Zipper was already four years old when she adopted us and now she is at least 16 years old. Puffy was two years old when I adopted him and now he is 12 years of age. He became Zipper's eyes and ears as Zipper approaches old age. They are my shadows. They pretty much run the household and I became a mere tenant ... hehehe!!!

I take them in my morning walk and that is one big task only because they get all the attention of every walker we come across. We end up stopping many times to get their pats on the heads and whatever other cutesy words awarded to them. And they love all the attentions.

Now, as the human mother, I hate to even think that my doggies are getting to the end of their doggy lives. Both are pretty healthy and yet their ages are in the advanced stage soooo.

One thing I know, whatever happen, I am so thankful they came into my life. They are my companion now that my son is out of my household.

Sunday, March 25, 2007

Sssssspring Season!!!

S P R I N G is here, finally!!! My nose says so. I have been sneezing lately because of the increase presence of pollens around me. The ironic thing about me is that I am a gardener who loves to be out in the yard playing with dirt and what have you. I can spend all of my free time out there in the yard but then I am reminded of this chronic disease process that I have. Yes, it is not a serious one, only an annoying one at times. I have an Allergic Rhinitis - "hay fever" or "seasonal allergy". A gardener with the sneezing problem... how ironic!!! Sometimes when I am in "attack" of this, I sort of blurt out, "Why me? Why can't it be someone who does not like to garden?" But having allergic rhinitis/hay fever does not stop me from doing what I love to do so I learned to monitor the pollen count of the day, arm myself with Claritin D, make sure I have my Proventil inhaler, prescription nasal spray and prescription eye drops at hand in case I need them. I am in garden heaven during the full swing of spring when the blooms are in their grandiest display of beauty, armed with my protections...

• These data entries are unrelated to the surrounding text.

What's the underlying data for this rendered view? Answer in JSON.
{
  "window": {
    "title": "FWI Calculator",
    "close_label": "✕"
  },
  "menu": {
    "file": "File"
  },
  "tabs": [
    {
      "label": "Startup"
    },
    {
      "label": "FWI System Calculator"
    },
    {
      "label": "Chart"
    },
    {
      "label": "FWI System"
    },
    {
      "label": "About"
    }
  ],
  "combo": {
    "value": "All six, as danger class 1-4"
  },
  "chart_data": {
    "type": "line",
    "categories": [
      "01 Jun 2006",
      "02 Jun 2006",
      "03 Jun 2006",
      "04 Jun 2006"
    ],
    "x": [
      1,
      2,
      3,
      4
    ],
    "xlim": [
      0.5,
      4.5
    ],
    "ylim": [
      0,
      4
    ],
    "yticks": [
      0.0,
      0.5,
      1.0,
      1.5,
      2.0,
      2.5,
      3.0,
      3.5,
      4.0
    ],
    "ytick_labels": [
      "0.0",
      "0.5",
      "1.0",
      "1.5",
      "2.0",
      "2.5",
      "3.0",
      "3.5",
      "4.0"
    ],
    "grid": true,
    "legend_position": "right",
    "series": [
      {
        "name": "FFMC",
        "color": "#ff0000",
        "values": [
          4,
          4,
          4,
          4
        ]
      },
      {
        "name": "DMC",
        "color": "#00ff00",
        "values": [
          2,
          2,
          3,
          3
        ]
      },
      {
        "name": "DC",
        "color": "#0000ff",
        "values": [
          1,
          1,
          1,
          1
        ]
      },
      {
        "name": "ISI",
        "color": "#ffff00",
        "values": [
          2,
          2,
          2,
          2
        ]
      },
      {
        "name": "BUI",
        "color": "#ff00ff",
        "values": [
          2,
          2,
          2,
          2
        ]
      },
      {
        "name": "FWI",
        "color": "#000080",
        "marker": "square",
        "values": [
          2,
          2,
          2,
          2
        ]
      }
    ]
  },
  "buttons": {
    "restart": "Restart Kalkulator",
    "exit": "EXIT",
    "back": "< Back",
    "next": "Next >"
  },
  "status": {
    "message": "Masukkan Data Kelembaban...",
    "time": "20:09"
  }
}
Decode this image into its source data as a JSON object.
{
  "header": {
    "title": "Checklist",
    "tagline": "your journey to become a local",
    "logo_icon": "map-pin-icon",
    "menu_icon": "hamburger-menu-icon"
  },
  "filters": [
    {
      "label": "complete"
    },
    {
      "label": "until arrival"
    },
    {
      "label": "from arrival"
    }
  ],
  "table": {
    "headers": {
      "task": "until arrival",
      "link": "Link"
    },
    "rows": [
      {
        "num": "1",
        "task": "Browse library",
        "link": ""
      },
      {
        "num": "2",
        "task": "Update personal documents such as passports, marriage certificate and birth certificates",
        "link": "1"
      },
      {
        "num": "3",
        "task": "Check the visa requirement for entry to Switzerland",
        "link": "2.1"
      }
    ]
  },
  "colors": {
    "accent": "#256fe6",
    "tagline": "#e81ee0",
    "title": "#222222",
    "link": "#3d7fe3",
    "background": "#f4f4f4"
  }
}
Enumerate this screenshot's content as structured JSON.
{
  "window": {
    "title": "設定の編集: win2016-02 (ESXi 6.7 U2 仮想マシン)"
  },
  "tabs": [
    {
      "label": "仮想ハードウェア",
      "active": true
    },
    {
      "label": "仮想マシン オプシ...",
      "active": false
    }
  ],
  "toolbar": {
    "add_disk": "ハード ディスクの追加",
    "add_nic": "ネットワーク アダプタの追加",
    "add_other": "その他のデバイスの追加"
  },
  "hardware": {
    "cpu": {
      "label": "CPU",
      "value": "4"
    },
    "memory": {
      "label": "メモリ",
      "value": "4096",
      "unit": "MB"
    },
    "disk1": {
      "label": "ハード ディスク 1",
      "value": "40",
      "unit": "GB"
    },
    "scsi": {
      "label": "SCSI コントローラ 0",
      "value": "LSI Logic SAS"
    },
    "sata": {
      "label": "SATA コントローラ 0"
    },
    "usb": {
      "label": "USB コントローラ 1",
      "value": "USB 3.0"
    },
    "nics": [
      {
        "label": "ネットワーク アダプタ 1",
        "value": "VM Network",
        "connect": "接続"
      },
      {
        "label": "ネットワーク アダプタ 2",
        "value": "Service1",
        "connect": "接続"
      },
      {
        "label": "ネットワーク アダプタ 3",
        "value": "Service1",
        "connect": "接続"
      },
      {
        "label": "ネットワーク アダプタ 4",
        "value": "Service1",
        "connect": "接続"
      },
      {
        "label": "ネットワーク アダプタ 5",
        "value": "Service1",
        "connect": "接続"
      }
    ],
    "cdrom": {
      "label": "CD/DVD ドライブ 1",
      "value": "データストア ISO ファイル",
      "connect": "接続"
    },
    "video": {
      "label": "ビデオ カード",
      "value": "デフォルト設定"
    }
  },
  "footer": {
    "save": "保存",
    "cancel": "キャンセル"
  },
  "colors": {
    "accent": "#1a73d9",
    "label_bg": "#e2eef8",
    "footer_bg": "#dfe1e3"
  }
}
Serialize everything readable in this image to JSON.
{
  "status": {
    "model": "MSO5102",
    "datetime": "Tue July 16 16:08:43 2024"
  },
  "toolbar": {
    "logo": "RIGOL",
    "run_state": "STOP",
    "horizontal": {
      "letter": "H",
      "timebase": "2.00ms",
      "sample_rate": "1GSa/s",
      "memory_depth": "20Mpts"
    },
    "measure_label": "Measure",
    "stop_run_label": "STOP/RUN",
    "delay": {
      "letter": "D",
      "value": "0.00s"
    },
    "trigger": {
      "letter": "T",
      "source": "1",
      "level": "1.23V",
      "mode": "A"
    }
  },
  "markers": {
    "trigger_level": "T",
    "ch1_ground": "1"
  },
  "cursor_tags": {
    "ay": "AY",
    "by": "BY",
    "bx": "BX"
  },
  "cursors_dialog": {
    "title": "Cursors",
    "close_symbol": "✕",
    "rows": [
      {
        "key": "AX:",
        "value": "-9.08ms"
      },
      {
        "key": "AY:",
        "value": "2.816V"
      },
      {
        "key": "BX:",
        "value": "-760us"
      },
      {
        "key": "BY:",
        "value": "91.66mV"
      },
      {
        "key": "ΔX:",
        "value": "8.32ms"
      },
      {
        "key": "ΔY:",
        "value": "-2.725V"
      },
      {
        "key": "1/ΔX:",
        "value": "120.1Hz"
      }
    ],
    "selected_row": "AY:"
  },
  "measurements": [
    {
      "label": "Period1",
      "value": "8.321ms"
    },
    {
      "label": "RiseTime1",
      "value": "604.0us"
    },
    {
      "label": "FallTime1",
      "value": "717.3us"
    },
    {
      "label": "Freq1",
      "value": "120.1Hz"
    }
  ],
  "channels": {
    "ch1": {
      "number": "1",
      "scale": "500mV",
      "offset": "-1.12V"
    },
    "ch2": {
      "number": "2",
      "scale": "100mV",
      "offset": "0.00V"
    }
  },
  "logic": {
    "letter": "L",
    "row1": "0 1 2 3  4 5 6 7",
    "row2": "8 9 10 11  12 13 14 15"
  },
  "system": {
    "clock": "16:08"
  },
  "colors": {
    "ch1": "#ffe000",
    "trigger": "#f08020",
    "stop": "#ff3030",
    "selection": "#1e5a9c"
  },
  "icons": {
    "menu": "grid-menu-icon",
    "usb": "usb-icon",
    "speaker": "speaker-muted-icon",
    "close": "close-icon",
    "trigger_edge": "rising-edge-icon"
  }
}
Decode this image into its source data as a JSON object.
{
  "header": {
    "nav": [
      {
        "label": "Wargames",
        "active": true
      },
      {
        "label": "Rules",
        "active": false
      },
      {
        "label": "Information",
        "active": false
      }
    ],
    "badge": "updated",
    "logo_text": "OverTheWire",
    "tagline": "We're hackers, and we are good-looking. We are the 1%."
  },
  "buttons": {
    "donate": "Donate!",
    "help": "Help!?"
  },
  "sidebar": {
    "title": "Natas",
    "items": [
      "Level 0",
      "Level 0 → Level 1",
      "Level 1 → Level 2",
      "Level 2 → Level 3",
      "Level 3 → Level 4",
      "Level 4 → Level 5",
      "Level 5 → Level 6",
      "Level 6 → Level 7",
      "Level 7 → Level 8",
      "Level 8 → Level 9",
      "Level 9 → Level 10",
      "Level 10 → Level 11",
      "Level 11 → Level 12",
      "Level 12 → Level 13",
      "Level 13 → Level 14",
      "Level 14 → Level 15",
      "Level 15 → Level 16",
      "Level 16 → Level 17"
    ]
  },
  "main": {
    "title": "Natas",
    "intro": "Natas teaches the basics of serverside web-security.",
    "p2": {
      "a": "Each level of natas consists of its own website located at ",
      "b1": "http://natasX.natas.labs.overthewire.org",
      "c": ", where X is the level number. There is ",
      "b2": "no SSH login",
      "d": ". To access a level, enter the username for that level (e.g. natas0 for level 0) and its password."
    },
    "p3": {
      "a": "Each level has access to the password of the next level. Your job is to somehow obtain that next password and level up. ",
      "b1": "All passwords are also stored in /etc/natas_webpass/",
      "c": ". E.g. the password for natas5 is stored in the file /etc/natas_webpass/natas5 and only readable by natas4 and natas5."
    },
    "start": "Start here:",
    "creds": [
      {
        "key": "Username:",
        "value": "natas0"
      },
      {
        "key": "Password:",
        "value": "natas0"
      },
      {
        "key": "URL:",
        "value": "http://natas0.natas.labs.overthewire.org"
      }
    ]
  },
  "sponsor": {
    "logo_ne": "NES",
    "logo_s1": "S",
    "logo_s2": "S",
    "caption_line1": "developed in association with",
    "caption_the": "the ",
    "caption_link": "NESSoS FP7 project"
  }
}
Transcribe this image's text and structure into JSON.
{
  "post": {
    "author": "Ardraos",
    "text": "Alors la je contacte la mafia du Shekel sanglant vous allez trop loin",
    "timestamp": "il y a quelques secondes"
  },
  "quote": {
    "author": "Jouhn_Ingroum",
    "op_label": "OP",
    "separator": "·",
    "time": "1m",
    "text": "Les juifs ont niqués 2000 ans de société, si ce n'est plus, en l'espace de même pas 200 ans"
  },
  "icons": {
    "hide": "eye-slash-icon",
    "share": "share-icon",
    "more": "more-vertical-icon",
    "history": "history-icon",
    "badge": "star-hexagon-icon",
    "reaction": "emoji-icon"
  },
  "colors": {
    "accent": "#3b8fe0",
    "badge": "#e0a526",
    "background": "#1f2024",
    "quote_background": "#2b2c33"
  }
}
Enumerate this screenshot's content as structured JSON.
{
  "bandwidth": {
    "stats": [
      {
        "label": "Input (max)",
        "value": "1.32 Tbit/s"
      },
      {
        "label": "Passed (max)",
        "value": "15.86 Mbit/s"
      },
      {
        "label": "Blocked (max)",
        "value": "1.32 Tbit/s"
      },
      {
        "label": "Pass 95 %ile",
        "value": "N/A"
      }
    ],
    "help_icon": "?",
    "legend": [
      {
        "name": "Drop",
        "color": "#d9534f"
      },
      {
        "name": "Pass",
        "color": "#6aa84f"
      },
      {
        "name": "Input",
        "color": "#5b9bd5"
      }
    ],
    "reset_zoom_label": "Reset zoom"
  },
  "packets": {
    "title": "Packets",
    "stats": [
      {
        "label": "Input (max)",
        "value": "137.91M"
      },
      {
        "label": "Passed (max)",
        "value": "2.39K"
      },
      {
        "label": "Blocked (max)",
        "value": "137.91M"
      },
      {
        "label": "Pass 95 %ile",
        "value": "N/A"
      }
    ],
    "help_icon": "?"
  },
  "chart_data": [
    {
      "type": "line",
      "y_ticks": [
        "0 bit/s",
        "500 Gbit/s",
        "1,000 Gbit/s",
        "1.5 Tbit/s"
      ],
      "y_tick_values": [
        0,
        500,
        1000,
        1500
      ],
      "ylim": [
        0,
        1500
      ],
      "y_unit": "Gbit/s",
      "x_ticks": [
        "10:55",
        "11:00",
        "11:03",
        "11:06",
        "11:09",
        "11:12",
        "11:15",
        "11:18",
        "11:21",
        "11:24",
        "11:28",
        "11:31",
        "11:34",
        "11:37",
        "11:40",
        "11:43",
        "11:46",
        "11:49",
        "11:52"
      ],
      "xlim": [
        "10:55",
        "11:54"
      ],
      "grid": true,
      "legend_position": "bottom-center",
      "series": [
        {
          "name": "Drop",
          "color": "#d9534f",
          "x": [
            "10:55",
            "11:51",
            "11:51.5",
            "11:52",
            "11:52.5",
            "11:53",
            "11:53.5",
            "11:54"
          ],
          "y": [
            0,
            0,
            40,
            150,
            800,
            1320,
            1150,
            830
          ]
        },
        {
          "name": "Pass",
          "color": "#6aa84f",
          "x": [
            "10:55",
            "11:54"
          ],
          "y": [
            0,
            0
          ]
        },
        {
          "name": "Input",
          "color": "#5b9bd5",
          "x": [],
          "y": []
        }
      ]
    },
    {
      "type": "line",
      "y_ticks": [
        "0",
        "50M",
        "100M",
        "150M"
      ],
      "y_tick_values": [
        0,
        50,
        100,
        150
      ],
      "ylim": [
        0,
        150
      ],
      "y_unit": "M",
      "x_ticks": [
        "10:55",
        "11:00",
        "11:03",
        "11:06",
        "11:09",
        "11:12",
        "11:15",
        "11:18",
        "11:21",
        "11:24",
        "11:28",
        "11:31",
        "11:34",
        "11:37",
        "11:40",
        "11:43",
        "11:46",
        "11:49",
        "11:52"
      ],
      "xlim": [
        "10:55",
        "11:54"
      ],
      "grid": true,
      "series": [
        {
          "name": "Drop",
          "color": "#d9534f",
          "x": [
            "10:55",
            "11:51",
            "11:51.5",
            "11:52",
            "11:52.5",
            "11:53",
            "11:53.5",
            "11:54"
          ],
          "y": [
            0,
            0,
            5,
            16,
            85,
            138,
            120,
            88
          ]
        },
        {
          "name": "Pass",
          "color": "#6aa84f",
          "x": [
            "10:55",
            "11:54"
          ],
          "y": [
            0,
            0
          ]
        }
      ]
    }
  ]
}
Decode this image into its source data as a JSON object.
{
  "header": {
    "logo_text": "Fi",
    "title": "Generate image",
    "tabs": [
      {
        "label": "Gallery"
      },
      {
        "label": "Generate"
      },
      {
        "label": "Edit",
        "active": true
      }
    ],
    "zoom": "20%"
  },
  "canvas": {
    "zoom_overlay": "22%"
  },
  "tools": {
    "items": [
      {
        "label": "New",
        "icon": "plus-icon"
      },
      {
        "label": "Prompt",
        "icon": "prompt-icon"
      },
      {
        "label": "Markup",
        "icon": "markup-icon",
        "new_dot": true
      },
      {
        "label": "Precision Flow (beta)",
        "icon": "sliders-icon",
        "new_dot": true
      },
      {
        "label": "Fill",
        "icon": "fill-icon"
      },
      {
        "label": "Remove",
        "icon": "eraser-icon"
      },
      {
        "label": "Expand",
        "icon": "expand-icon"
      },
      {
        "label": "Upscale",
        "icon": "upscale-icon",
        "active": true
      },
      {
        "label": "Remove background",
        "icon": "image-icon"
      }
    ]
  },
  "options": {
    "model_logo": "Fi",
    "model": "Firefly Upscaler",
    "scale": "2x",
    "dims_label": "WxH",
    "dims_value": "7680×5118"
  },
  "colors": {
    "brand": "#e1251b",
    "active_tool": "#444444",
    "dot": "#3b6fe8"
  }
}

According to the medical encyclopedia - Allergic rhinitis is a collection of symptoms, predominantly in the nose and eyes, caused by airborne particles of dust, dander, or plant pollens in people who are allergic to these substances. Allergies are caused by an over-sensitive immune response. The immune system normally protects the body against harmful substances such as bacteria and viruses. Allergy symptoms occurs when the immune system reacts to substances (allergens) that are generally harmless and in most people do not cause an immune response. When a person with allergies breathes in an allergen such as pollen or dust, antibodies are produced. When the antibodies are stimulated by pollen and dust, histamine and other chemicals are released. This causes itching, swelling, and mucus production. Symptoms vary from person to person. Very sensitive individuals can experience hives or other rashes. Hay fever involves an allergic reaction to pollen. A similar reaction occurs with allergy to mold, animal dander, dust, and similar inhaled allergens. Symptoms: Coughing, headache, itching nose, mouth, eyes, throat, skin, or any area, runny nose, sneezing, tearing eyes, sore throat and wheezing. Treatments: The goal of treatment is to reduce allergy symptoms caused by the inflammation of affected tissues. The best "treatment" is to avoid what causes your allergic symptoms in the first place. It may be impossible to completely avoid all allergens to which you are sensitive, but you can often take steps to reduce exposure. Medication options: Short-acting antihistamines; longer-acting antihistamines; nasal corticosteroid sprays; decongestants; eye drop versions of cromolyn sodium and antihistamines are available for itchy, bloodshot eyes; and leukotriene inhibitor.

Happy spring season!!! Accccchhhhhhhoooooo...